November 16th, 2016

Today, the Independent Commission for Aid Impact published its review on DFID’s approach to exit and transitions in aid partnerships. DFID’s score was amber-red, which means that its record was unsatisfactory in most areas.

As this review highlights, there are clearly some important lessons to be learnt about how to do aid exit and transition better to make sure that we can build better post-aid relationships and secure the development impact of UK aid. Putting at risk development gains – potentially achieved over decades – is not good value for money nor does it live up to our commitments and responsibilities to partner countries.

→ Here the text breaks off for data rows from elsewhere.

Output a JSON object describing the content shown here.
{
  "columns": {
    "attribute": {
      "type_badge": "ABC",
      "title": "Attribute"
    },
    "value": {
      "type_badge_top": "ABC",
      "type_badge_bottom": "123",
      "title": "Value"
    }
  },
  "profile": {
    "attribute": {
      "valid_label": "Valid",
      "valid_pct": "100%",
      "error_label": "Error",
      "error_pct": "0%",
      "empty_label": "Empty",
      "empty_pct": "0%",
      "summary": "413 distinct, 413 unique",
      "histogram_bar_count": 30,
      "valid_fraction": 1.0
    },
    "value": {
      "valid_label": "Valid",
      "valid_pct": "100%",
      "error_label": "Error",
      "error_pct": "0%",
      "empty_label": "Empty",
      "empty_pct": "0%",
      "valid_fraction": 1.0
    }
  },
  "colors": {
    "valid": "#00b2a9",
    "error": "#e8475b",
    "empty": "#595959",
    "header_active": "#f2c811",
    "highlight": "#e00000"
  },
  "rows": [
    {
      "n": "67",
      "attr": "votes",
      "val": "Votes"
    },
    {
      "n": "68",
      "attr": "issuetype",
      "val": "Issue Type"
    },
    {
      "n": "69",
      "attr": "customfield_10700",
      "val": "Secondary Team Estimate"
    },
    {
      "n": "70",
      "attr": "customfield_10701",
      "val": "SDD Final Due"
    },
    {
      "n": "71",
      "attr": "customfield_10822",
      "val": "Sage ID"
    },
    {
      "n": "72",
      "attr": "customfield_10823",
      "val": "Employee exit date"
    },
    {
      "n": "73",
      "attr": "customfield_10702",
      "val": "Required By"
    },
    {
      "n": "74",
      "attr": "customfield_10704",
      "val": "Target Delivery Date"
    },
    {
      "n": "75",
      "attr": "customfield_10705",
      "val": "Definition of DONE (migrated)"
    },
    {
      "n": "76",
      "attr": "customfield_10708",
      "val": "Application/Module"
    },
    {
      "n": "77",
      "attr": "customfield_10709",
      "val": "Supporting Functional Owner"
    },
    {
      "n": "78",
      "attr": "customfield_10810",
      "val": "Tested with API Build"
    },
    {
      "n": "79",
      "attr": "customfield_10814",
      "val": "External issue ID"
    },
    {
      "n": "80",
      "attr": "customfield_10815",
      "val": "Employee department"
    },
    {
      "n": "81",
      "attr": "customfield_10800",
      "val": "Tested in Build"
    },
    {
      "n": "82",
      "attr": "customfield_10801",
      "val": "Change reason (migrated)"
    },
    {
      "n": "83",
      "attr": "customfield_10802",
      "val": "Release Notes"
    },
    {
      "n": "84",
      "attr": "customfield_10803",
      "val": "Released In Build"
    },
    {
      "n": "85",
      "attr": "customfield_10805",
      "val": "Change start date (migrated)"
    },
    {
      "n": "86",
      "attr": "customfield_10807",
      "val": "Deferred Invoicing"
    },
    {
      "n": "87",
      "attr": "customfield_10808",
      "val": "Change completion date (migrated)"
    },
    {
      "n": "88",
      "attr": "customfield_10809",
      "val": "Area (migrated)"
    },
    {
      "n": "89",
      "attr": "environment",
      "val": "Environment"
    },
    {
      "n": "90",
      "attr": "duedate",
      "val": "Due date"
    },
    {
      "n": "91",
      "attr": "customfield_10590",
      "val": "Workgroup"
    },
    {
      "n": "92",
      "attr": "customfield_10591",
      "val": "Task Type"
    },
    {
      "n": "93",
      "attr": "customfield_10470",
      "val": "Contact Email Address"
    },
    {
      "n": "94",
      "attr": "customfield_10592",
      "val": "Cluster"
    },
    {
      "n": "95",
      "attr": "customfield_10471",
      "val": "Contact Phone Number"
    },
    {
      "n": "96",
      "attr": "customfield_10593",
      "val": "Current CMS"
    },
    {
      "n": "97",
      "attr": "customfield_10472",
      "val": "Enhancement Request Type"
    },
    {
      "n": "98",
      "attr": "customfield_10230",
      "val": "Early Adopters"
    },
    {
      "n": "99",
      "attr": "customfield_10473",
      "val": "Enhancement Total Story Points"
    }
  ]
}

It was also concerning the see the confirmation of the impact this can have on local civil society – both in terms of limiting influence and support to maintain vibrant civic space. Civil society plays a vital role in accountability, as a watchdog, helping people to hold their governments’ to account which can underpin better governance and is another way to help hold onto development wins. (more…)